Clapham History


The National Gazetteer of Great Britain and Ireland - 1868

CLAPHAM, a suburban parish in the eastern division of the hundred of Brixton, in the county of Surrey, 4 miles from St. Paul's. It has a railway station on the Metropolitan Extension branch of the London, Chatham, and Dover line, and another station on Clapham Common, known as Clapham Junction, on the London and South-Western line. The village has long been considered one of the handsomest and most respectable in the suburbs of London, comprising many elegant mansions and villas surrounded by gardens and pleasure-grounds.

The whole line of road from London to the common is now built upon.
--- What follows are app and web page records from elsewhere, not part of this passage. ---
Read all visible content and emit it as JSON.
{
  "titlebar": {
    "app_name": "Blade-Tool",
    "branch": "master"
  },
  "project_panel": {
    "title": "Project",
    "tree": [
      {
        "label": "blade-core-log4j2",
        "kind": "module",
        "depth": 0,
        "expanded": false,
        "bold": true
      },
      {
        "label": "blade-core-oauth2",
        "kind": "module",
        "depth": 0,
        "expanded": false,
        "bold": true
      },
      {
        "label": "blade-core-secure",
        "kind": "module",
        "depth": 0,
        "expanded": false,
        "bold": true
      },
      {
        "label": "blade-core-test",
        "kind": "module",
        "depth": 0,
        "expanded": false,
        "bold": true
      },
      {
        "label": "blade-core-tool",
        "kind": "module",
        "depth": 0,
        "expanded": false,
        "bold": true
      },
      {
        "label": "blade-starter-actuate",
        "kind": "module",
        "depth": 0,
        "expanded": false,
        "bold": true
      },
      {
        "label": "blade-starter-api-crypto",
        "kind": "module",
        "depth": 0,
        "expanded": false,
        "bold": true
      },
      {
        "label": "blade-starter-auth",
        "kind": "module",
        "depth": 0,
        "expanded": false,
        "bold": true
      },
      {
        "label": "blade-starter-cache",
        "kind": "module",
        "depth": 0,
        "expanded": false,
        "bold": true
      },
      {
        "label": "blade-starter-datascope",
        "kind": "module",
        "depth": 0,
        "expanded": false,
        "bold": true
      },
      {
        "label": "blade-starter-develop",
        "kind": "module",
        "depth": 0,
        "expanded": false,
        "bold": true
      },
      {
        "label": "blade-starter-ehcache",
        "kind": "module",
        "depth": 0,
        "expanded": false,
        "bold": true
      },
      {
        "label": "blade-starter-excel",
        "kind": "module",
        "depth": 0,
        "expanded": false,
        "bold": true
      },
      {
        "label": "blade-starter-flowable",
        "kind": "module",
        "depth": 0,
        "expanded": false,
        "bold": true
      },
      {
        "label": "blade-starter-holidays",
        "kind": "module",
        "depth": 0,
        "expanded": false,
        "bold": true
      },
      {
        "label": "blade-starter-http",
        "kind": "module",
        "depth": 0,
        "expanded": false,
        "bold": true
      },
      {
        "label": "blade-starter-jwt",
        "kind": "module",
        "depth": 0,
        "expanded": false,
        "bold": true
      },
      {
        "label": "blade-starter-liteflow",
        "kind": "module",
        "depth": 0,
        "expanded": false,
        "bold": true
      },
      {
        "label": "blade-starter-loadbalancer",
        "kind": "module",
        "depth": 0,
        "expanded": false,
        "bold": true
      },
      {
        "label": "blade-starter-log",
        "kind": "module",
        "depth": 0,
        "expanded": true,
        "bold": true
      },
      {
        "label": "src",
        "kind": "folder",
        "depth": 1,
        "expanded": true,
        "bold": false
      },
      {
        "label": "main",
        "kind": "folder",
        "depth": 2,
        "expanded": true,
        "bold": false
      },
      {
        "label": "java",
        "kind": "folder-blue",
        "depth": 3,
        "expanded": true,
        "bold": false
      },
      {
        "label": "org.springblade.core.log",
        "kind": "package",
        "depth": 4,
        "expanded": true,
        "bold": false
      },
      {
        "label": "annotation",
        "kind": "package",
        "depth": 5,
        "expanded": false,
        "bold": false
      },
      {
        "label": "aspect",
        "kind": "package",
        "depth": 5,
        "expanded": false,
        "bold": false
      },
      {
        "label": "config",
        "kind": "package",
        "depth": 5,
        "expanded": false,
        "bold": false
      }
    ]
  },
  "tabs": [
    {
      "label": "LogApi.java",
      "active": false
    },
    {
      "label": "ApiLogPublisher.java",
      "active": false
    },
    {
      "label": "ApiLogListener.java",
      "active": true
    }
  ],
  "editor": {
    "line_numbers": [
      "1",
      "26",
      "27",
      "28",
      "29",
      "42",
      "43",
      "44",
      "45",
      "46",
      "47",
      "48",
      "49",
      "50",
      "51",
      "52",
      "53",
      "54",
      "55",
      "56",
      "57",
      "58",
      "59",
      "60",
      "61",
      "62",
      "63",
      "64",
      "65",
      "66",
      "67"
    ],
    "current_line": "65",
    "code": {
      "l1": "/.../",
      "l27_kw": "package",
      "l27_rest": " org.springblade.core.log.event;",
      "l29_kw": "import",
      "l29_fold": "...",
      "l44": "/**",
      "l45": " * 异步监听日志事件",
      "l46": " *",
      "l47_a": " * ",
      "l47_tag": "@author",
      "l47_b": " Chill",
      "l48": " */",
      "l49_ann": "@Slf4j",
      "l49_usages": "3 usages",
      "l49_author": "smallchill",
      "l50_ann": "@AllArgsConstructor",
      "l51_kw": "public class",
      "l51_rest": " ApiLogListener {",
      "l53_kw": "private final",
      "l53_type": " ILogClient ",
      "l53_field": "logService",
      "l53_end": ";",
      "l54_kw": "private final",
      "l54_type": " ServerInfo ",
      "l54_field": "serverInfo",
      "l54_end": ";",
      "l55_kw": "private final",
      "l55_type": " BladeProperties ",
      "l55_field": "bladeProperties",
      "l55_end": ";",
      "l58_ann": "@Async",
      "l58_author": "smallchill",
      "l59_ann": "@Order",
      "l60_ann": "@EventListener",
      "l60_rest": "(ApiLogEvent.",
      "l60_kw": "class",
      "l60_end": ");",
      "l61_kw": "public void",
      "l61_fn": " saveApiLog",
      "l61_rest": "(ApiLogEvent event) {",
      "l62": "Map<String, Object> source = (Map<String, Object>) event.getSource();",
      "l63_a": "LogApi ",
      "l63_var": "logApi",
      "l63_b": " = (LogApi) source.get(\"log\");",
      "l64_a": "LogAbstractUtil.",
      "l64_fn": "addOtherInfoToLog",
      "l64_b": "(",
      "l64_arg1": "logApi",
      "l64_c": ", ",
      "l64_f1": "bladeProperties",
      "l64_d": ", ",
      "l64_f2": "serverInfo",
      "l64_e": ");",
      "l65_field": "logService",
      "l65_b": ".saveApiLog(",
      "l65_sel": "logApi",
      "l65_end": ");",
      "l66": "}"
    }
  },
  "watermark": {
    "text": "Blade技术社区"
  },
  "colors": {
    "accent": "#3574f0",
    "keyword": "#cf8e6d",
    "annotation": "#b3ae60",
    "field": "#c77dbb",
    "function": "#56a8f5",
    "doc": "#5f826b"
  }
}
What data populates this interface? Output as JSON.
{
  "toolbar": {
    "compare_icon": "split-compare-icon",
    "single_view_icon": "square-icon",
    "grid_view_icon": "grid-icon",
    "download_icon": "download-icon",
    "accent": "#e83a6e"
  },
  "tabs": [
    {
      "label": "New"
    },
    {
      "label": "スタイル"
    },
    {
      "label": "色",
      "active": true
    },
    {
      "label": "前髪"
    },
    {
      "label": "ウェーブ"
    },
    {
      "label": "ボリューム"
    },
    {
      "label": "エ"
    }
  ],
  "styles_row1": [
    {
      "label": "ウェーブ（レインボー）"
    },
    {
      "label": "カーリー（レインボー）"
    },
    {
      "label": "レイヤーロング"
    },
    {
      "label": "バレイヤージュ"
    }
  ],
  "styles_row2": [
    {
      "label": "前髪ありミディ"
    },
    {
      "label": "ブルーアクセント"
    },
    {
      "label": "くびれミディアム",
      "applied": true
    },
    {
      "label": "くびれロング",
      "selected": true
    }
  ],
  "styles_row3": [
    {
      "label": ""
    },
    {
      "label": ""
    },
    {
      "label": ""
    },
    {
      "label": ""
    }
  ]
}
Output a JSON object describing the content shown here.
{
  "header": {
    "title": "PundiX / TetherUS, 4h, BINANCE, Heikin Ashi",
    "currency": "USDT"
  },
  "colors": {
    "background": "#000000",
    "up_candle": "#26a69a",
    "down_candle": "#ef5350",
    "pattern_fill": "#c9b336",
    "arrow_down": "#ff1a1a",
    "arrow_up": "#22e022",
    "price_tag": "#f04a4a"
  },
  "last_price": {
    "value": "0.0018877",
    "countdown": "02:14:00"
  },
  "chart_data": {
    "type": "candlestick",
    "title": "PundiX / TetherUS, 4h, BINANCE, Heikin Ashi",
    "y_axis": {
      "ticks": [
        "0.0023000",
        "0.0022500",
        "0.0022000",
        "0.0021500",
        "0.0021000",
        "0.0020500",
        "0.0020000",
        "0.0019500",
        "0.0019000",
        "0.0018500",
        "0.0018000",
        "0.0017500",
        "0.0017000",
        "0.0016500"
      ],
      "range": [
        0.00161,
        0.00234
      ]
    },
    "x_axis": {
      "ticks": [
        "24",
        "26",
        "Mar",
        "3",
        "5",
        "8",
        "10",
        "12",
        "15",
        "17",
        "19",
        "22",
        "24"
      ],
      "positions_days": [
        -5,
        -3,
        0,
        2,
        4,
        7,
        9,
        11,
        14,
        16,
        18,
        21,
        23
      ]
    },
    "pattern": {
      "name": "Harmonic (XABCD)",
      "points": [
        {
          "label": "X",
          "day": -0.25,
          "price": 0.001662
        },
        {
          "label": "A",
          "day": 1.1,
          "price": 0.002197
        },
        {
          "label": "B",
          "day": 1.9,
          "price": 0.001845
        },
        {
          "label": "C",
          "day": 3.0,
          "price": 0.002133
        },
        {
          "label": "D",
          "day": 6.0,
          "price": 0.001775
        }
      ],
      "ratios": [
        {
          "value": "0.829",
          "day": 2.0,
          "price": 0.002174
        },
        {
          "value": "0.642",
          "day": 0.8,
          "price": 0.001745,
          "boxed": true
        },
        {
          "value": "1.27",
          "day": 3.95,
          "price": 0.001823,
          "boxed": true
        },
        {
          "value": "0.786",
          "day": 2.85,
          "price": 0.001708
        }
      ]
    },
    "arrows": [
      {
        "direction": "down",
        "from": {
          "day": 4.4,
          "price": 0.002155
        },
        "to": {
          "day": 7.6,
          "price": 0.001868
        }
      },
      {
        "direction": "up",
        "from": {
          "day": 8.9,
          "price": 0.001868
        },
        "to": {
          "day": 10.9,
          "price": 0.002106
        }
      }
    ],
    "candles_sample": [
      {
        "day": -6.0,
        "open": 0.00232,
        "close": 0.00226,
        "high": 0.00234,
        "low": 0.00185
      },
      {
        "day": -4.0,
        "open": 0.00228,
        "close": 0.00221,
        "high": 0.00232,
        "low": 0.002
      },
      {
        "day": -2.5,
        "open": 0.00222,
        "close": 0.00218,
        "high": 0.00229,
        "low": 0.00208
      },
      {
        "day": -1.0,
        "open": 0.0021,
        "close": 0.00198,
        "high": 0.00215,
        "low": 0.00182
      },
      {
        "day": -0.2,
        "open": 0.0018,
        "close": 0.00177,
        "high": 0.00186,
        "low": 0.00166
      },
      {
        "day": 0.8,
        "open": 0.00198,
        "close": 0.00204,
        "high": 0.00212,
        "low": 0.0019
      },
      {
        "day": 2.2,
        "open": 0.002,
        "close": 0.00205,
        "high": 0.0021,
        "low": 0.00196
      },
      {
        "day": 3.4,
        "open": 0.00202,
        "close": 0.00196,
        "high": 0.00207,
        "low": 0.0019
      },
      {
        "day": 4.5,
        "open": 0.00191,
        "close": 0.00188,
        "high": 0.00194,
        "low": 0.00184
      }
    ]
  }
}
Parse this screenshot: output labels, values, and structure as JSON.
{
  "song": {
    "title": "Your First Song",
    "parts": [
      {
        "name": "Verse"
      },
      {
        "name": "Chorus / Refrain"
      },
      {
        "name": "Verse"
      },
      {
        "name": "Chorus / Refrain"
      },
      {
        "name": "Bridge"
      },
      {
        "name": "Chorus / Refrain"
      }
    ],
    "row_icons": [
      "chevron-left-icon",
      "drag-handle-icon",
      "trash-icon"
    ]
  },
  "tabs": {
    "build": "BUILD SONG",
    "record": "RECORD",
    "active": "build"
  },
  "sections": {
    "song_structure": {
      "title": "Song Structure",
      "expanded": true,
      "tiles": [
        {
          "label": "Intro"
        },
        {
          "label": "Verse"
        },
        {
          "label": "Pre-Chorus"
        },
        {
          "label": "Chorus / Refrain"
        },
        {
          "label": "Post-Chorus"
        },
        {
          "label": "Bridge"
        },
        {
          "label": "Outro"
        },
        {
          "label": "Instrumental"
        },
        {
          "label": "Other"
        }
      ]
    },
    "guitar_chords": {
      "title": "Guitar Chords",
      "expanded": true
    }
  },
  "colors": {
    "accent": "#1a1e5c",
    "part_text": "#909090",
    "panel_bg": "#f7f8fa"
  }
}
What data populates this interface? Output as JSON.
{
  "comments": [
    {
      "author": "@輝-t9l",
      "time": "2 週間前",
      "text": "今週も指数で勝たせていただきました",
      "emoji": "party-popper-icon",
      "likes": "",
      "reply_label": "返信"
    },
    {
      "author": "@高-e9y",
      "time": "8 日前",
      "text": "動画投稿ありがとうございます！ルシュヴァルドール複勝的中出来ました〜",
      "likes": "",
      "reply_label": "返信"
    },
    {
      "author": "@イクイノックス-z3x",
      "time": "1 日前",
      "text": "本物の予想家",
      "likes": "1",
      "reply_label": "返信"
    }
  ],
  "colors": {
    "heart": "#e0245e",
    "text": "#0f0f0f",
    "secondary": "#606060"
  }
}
On the E. side is a handsome crescent, opposite which is a range of buildings called the Grove, with shrubberies in front, and on the side adjoining Brixton is Clapham New Park. It is well lighted with gas, and there is an ample supply of water, partly from the South Lambeth Waterworks, and partly from a spring on the side of the common leading to Wandsworth. The trade of the place consists merely in supplying requisites to the families resident in the vicinity.

The living is a rectory in the diocese of Winchester, value £1,275, in the patronage of H. A. Bowyer, Esq; The parish church, dedicated to the Holy Trinity, was built in 1775. There are five other churches in this parish, viz., Christ Church, St. Paul's, St. James's, St. John's, in the patronage of the rector, and All Saints, in the patronage of trustees. The livings are all perpetual curacies, varying in value from £300 to £500.

Here the Congregationalists, Baptists, United Presbyterians of Scotland, and Roman Catholics have places of worship, and there are several schools, in connection with the foregoing. The parish is comprised within the bounds of the 'V' district of the metropolitan police.

The Common, consisting of above 200 acres, is well planted and kept, and surrounded by handsome villa residences. In June, 1862, a drinking fountain was erected on the Common. On Clapham Rise stands St. John's church, a fine edifice, with a handsome Ionic portico at the E. end, surmounted by a pediment. It is a district church, being separated, for ecclesiastical purposes, from the mother church of the parish.

There is an acting coroner for the district of Clapham, chosen at the court for the duchy of Lancaster, part of the parish being within the jurisdiction of that court. A vestry manages the local affairs, and petty sessions are held every Saturday by the county magistrates. Lord Macaulay's father had a house at Clapham, where the youthful historian was brought up. Granville Sharp, John and Henry Thornton, Wilberforce, and other founders of the "Clapham sect," were residents of the Common.

[Description(s) from The National Gazetteer of Great Britain and Ireland (1868)
Transcribed by Colin Hinson ©2003] These pages are intended for personal use only, so please respect the conditions of use.